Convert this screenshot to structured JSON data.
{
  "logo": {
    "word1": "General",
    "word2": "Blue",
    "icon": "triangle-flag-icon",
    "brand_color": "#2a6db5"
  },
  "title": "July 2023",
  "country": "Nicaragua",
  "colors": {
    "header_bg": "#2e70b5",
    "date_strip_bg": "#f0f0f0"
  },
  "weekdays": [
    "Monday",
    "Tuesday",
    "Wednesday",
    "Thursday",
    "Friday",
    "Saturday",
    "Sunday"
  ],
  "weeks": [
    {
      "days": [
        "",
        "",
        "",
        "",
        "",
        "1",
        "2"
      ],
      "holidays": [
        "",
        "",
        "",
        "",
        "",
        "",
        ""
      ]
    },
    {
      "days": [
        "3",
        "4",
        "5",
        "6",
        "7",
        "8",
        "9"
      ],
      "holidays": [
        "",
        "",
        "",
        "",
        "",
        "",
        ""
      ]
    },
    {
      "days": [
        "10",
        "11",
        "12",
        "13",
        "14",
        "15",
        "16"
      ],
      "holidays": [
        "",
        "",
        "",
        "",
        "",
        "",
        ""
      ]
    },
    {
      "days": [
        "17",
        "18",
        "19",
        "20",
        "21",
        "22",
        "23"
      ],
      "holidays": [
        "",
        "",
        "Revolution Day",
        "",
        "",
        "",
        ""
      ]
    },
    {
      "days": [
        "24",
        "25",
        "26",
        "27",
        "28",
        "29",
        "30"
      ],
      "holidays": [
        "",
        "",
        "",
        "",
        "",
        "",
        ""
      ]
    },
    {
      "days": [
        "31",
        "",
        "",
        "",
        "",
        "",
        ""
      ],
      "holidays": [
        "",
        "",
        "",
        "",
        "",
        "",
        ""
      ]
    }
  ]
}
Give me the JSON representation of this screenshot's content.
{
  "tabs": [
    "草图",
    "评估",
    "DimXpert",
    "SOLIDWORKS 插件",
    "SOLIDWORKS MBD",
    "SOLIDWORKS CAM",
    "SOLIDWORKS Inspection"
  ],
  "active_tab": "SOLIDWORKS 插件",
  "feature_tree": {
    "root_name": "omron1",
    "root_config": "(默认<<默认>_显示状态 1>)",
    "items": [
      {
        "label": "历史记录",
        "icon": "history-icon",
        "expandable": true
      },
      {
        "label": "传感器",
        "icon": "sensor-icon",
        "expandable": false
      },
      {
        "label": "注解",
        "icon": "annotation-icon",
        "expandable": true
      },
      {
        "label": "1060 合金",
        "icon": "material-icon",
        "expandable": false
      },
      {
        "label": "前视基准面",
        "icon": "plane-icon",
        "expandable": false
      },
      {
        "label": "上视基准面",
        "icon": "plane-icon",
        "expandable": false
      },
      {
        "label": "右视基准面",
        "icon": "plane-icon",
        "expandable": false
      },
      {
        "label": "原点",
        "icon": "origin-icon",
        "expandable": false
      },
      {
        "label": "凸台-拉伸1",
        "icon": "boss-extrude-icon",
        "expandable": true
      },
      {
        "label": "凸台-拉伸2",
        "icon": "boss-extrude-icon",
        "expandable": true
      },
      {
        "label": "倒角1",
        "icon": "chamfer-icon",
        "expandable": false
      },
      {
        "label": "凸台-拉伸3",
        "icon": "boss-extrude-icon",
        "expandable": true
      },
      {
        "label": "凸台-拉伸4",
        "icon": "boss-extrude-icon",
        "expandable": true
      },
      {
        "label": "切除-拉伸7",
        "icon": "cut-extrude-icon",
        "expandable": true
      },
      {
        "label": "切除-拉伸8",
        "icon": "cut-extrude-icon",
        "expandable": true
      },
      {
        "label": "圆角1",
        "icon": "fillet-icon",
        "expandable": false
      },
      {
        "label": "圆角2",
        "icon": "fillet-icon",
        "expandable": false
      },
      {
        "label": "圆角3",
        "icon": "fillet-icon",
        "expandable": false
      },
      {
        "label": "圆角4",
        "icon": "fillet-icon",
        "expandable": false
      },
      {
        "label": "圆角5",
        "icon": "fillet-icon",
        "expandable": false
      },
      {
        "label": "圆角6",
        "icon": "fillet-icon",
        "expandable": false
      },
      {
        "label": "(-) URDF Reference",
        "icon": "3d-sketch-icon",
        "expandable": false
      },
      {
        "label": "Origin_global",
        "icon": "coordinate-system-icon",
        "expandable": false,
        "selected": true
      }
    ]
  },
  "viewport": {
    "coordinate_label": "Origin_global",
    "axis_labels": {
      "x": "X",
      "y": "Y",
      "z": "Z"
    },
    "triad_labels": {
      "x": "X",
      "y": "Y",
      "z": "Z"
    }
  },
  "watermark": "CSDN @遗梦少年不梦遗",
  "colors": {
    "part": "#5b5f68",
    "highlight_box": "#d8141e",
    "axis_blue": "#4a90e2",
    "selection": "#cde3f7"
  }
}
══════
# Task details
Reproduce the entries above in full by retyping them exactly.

# Solution below
Convert this screenshot to structured JSON data.
{
  "logo": {
    "word1": "General",
    "word2": "Blue",
    "icon": "triangle-flag-icon",
    "brand_color": "#2a6db5"
  },
  "title": "July 2023",
  "country": "Nicaragua",
  "colors": {
    "header_bg": "#2e70b5",
    "date_strip_bg": "#f0f0f0"
  },
  "weekdays": [
    "Monday",
    "Tuesday",
    "Wednesday",
    "Thursday",
    "Friday",
    "Saturday",
    "Sunday"
  ],
  "weeks": [
    {
      "days": [
        "",
        "",
        "",
        "",
        "",
        "1",
        "2"
      ],
      "holidays": [
        "",
        "",
        "",
        "",
        "",
        "",
        ""
      ]
    },
    {
      "days": [
        "3",
        "4",
        "5",
        "6",
        "7",
        "8",
        "9"
      ],
      "holidays": [
        "",
        "",
        "",
        "",
        "",
        "",
        ""
      ]
    },
    {
      "days": [
        "10",
        "11",
        "12",
        "13",
        "14",
        "15",
        "16"
      ],
      "holidays": [
        "",
        "",
        "",
        "",
        "",
        "",
        ""
      ]
    },
    {
      "days": [
        "17",
        "18",
        "19",
        "20",
        "21",
        "22",
        "23"
      ],
      "holidays": [
        "",
        "",
        "Revolution Day",
        "",
        "",
        "",
        ""
      ]
    },
    {
      "days": [
        "24",
        "25",
        "26",
        "27",
        "28",
        "29",
        "30"
      ],
      "holidays": [
        "",
        "",
        "",
        "",
        "",
        "",
        ""
      ]
    },
    {
      "days": [
        "31",
        "",
        "",
        "",
        "",
        "",
        ""
      ],
      "holidays": [
        "",
        "",
        "",
        "",
        "",
        "",
        ""
      ]
    }
  ]
}
Give me the JSON representation of this screenshot's content.
{
  "tabs": [
    "草图",
    "评估",
    "DimXpert",
    "SOLIDWORKS 插件",
    "SOLIDWORKS MBD",
    "SOLIDWORKS CAM",
    "SOLIDWORKS Inspection"
  ],
  "active_tab": "SOLIDWORKS 插件",
  "feature_tree": {
    "root_name": "omron1",
    "root_config": "(默认<<默认>_显示状态 1>)",
    "items": [
      {
        "label": "历史记录",
        "icon": "history-icon",
        "expandable": true
      },
      {
        "label": "传感器",
        "icon": "sensor-icon",
        "expandable": false
      },
      {
        "label": "注解",
        "icon": "annotation-icon",
        "expandable": true
      },
      {
        "label": "1060 合金",
        "icon": "material-icon",
        "expandable": false
      },
      {
        "label": "前视基准面",
        "icon": "plane-icon",
        "expandable": false
      },
      {
        "label": "上视基准面",
        "icon": "plane-icon",
        "expandable": false
      },
      {
        "label": "右视基准面",
        "icon": "plane-icon",
        "expandable": false
      },
      {
        "label": "原点",
        "icon": "origin-icon",
        "expandable": false
      },
      {
        "label": "凸台-拉伸1",
        "icon": "boss-extrude-icon",
        "expandable": true
      },
      {
        "label": "凸台-拉伸2",
        "icon": "boss-extrude-icon",
        "expandable": true
      },
      {
        "label": "倒角1",
        "icon": "chamfer-icon",
        "expandable": false
      },
      {
        "label": "凸台-拉伸3",
        "icon": "boss-extrude-icon",
        "expandable": true
      },
      {
        "label": "凸台-拉伸4",
        "icon": "boss-extrude-icon",
        "expandable": true
      },
      {
        "label": "切除-拉伸7",
        "icon": "cut-extrude-icon",
        "expandable": true
      },
      {
        "label": "切除-拉伸8",
        "icon": "cut-extrude-icon",
        "expandable": true
      },
      {
        "label": "圆角1",
        "icon": "fillet-icon",
        "expandable": false
      },
      {
        "label": "圆角2",
        "icon": "fillet-icon",
        "expandable": false
      },
      {
        "label": "圆角3",
        "icon": "fillet-icon",
        "expandable": false
      },
      {
        "label": "圆角4",
        "icon": "fillet-icon",
        "expandable": false
      },
      {
        "label": "圆角5",
        "icon": "fillet-icon",
        "expandable": false
      },
      {
        "label": "圆角6",
        "icon": "fillet-icon",
        "expandable": false
      },
      {
        "label": "(-) URDF Reference",
        "icon": "3d-sketch-icon",
        "expandable": false
      },
      {
        "label": "Origin_global",
        "icon": "coordinate-system-icon",
        "expandable": false,
        "selected": true
      }
    ]
  },
  "viewport": {
    "coordinate_label": "Origin_global",
    "axis_labels": {
      "x": "X",
      "y": "Y",
      "z": "Z"
    },
    "triad_labels": {
      "x": "X",
      "y": "Y",
      "z": "Z"
    }
  },
  "watermark": "CSDN @遗梦少年不梦遗",
  "colors": {
    "part": "#5b5f68",
    "highlight_box": "#d8141e",
    "axis_blue": "#4a90e2",
    "selection": "#cde3f7"
  }
}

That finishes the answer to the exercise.